■ **Requirement**:
Set the records down again. Match every line exactly.

Stored data entries
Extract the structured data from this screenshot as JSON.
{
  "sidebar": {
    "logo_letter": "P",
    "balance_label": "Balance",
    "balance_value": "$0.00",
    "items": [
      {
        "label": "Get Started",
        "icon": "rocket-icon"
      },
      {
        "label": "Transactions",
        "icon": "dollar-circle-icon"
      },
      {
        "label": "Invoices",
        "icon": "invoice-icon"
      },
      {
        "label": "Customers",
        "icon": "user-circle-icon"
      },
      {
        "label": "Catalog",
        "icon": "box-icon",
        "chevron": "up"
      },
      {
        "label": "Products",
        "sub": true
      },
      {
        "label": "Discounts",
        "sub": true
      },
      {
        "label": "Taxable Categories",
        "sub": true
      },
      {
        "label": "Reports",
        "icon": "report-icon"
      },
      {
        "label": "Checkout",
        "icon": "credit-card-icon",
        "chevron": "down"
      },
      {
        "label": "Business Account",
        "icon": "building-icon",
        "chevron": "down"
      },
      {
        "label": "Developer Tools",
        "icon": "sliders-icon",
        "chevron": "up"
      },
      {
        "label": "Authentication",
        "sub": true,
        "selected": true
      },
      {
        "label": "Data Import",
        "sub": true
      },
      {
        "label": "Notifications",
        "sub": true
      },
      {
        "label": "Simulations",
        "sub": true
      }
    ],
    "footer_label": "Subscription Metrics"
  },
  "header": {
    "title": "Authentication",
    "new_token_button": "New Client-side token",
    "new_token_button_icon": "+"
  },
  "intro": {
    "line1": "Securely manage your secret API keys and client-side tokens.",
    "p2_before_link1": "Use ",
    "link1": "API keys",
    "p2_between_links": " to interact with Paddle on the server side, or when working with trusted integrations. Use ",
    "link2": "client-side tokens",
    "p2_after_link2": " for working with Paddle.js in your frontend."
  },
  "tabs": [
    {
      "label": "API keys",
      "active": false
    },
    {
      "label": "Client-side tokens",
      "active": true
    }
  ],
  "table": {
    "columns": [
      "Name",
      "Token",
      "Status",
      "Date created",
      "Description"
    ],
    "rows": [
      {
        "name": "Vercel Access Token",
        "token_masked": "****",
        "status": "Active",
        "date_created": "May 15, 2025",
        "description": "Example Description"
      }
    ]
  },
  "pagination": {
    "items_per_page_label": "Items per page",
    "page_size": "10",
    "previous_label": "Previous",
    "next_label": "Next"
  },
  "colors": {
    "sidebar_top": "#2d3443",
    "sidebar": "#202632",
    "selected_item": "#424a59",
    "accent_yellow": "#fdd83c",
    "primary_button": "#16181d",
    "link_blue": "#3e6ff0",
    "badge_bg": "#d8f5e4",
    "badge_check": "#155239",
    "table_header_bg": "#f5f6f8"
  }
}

■ **Answer**:
Extract the structured data from this screenshot as JSON.
{
  "sidebar": {
    "logo_letter": "P",
    "balance_label": "Balance",
    "balance_value": "$0.00",
    "items": [
      {
        "label": "Get Started",
        "icon": "rocket-icon"
      },
      {
        "label": "Transactions",
        "icon": "dollar-circle-icon"
      },
      {
        "label": "Invoices",
        "icon": "invoice-icon"
      },
      {
        "label": "Customers",
        "icon": "user-circle-icon"
      },
      {
        "label": "Catalog",
        "icon": "box-icon",
        "chevron": "up"
      },
      {
        "label": "Products",
        "sub": true
      },
      {
        "label": "Discounts",
        "sub": true
      },
      {
        "label": "Taxable Categories",
        "sub": true
      },
      {
        "label": "Reports",
        "icon": "report-icon"
      },
      {
        "label": "Checkout",
        "icon": "credit-card-icon",
        "chevron": "down"
      },
      {
        "label": "Business Account",
        "icon": "building-icon",
        "chevron": "down"
      },
      {
        "label": "Developer Tools",
        "icon": "sliders-icon",
        "chevron": "up"
      },
      {
        "label": "Authentication",
        "sub": true,
        "selected": true
      },
      {
        "label": "Data Import",
        "sub": true
      },
      {
        "label": "Notifications",
        "sub": true
      },
      {
        "label": "Simulations",
        "sub": true
      }
    ],
    "footer_label": "Subscription Metrics"
  },
  "header": {
    "title": "Authentication",
    "new_token_button": "New Client-side token",
    "new_token_button_icon": "+"
  },
  "intro": {
    "line1": "Securely manage your secret API keys and client-side tokens.",
    "p2_before_link1": "Use ",
    "link1": "API keys",
    "p2_between_links": " to interact with Paddle on the server side, or when working with trusted integrations. Use ",
    "link2": "client-side tokens",
    "p2_after_link2": " for working with Paddle.js in your frontend."
  },
  "tabs": [
    {
      "label": "API keys",
      "active": false
    },
    {
      "label": "Client-side tokens",
      "active": true
    }
  ],
  "table": {
    "columns": [
      "Name",
      "Token",
      "Status",
      "Date created",
      "Description"
    ],
    "rows": [
      {
        "name": "Vercel Access Token",
        "token_masked": "****",
        "status": "Active",
        "date_created": "May 15, 2025",
        "description": "Example Description"
      }
    ]
  },
  "pagination": {
    "items_per_page_label": "Items per page",
    "page_size": "10",
    "previous_label": "Previous",
    "next_label": "Next"
  },
  "colors": {
    "sidebar_top": "#2d3443",
    "sidebar": "#202632",
    "selected_item": "#424a59",
    "accent_yellow": "#fdd83c",
    "primary_button": "#16181d",
    "link_blue": "#3e6ff0",
    "badge_bg": "#d8f5e4",
    "badge_check": "#155239",
    "table_header_bg": "#f5f6f8"
  }
}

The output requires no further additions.